In the wake of the tragic events of September 11th, the tsunami in Southeast Asia and Hurricane Katrina, there is a growing need for people trained in disaster relief. Recognizing this growing need, psychology professors James Halpern and Phyllis Freeman have used their backgrounds in psychology and disaster mental health to coordinate and develop the Institute for Disaster Mental Health (IDMH) at SUNY New Paltz.

When Professor Halpern first entered the field of disaster mental health in 2001 as a volunteer in Baton Rouge, LA after Tropical Storm Allison, there were few properly trained experts in the field. As someone with a modest background in disaster relief, he soon found himself in a leadership position, coordinating with the Red Cross, to assist people traumatized by September 11th.

Recognizing Professor Halpern's work and the need for such a program, SUNY New Paltz introduced the Institute for Disaster Mental Health in 2004. "The idea was to have an institute that could filter the research and understand the science and practice," said Professor Halpern, the director of the institute.

The IDMH now hosts an annual conference on disaster mental health and supports an academic minor on the subject. Professor Halpern and Professor Freeman, the chair of the IDMH advisory board, organize the conference and teach classes within the minor. Halpern teaches Disaster Psychology, and Freeman teaches Health Psychology. As part of the Disaster Psychology course, students receive Red Cross training and certification in Introduction to Disaster Services, Overview of Disaster Mental Health, and Mass Care following Disaster.

Next semester, students will have the chance to put into practice some of the skills they have learned. There will be a fieldwork course offered in Disaster Psychology through which students will have the opportunity to assist in disaster planning, preparedness and response either at the local or national level. Professor Halpern is looking into the possibility of taking the group to help in the relief process in Louisiana. "We're giving students the opportunity to take part in a meaningful experience," said Professor Halpern.

While the minor caters to students, the IDMH's May 2006 conference will appeal to a broader audience: disaster mental health professionals, students and the community.

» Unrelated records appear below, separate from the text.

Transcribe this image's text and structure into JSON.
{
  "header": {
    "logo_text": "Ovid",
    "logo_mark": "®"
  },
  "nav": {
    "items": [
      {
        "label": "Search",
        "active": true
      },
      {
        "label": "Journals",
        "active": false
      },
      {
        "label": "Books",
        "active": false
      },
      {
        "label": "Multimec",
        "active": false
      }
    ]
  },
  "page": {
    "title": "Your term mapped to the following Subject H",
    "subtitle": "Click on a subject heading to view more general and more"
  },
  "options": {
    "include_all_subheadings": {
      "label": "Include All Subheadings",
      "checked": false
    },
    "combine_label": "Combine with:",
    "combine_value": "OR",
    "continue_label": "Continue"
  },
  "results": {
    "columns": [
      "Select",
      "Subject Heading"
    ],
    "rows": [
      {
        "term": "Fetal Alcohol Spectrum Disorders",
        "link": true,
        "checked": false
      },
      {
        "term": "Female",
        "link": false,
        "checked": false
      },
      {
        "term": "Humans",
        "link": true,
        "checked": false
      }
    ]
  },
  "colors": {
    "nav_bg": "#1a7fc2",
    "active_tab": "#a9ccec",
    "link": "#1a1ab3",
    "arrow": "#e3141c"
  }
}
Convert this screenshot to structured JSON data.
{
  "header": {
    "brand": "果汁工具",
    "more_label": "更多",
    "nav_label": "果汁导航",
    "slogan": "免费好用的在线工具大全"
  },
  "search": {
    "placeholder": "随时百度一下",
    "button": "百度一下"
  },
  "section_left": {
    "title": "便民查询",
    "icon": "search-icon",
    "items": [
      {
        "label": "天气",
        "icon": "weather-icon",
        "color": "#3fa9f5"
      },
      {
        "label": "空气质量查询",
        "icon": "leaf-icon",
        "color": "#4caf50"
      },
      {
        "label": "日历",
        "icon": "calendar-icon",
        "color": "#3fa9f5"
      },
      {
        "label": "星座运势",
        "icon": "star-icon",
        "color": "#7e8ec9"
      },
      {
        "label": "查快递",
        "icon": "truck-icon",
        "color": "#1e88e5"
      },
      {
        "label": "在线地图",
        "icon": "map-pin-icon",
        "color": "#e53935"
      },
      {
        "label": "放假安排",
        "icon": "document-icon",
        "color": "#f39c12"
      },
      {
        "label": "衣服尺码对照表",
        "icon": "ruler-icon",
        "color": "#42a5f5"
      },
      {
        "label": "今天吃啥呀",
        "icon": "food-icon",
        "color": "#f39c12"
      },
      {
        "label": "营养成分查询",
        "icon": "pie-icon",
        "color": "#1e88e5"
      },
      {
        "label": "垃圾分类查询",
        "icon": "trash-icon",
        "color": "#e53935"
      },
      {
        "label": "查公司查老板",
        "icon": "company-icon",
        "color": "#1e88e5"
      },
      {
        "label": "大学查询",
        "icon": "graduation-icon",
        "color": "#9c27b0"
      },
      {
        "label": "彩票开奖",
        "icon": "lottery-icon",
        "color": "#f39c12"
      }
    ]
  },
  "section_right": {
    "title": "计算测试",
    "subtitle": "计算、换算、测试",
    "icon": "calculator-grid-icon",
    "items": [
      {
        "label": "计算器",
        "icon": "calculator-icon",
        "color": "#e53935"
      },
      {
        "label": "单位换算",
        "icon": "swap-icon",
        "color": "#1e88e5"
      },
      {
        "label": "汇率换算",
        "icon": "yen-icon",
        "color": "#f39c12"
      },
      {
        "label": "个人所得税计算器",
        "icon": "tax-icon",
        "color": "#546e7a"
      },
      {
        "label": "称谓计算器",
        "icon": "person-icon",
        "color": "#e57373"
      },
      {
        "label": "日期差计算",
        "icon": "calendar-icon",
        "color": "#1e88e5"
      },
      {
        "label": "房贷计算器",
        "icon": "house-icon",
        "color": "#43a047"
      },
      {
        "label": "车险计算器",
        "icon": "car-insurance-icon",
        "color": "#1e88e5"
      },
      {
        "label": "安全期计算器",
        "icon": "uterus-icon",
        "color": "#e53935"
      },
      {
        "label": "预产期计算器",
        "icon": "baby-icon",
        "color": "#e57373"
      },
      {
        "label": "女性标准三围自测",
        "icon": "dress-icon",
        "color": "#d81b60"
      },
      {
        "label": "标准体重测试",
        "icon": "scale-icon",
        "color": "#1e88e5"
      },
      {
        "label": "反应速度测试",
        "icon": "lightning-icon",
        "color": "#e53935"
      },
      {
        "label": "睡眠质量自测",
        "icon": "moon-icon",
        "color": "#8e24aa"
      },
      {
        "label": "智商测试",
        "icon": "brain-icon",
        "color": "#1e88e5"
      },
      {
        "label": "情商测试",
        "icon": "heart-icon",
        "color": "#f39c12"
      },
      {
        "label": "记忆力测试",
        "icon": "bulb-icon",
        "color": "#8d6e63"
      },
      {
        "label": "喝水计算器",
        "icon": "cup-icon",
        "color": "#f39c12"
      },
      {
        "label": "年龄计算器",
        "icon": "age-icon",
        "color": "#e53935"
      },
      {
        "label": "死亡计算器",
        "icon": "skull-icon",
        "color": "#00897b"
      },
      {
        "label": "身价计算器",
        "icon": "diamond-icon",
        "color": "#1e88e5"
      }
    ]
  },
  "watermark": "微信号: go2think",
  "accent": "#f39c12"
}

The conference will commemorate five years since 9/11. "We're looking at the long-term effects of stress and complicated grief reactions," said Freeman.

The two hope the conference will raise awareness about disaster mental health and take the IDMH a step further in providing effective training in the mid-Hudson region.

Related Information:
Institute for Disaster Mental Health
Minor in Disaster Mental Health
News Release: SUNY New Paltz now offers minor in disaster studies
Professor Halpern on CNN after Hurricane Katrina